[1] See FinCEN, News Release, FinCEN Expands Reach of Real Estate “Geographic Targeting Orders” Beyond Manhattan and Miami (July 27, 2016). In one case, federal prosecutors have alleged that Malaysian officials used a limited liability company to launder money stolen from a public development fund by, among other things, purchasing a house in Beverly Hills formerly owned by the late Ricardo Montalban for $40 million. See Andrew Khouri, All-Cash Buyers of L.A. County Luxury Homes Will Have to Reveal Their Identities, Los Angeles Times (July 27, 2016).

[2] FinCEN, About FinCEN: What We Do.

[3] The Currency and Foreign Transactions Reporting Act, its amendments, and the other statutes relating to the subject matter of that Act, have come to be referred to as the “Bank Secrecy Act.” The Bank Secrecy Act is codified at 12 U.S.C. §§ 1829b, 1951-1959 and 31 U.S.C. §§ 5311-5314, 5316-5332. See 31 C.F.R. § 1010.100(e). Treasury regulations implementing the Bank Secrecy Act appear in 31 C.F.R. ch. X.

[4] 31 U.S.C. § 5326(a); 31 C.F.R. § 1010.370(a).

[5] GTO § II.A.2.

[6] The GTOs do not indicate whether “residential real property” encompasses only single family residences.

[7] Id. §§ II.A.2, III.A.1.ii.

[8] Id. § II.A.2.iii, iv. Wire transfers are not covered by the GTOs.

[9] Id. § II.B.1. The GTOs do not define who is an “agent” of a title insurance company.

[10] Id. § II.A.1.

[11] Id. § II.B.2.i, ii, iii.

[12] Id. § III.A.1.i.

[13] Id. § II.B.2.i, iii.

[14] Id. § II.B.2.vi.2.

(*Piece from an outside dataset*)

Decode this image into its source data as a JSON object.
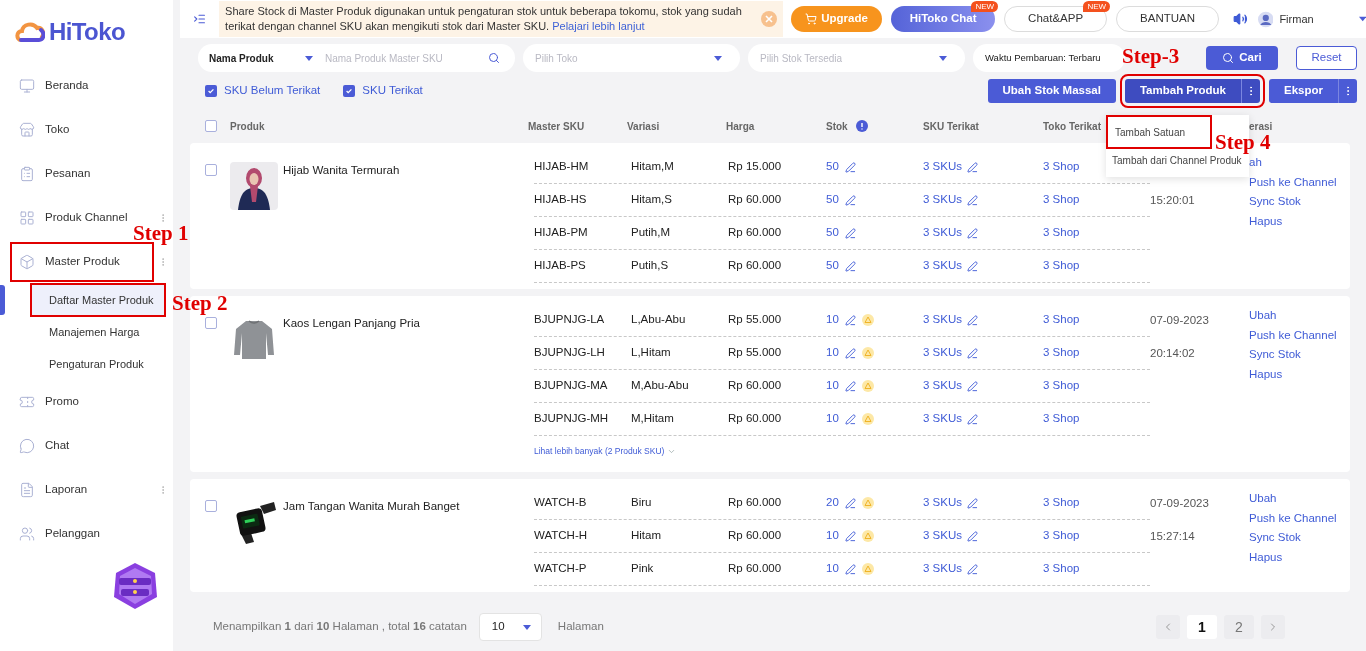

[15] Id. § III.C. Subject to future renewals, the GTOs are effective from August 28, 2016 through February 23, 2017. Id. § III.B.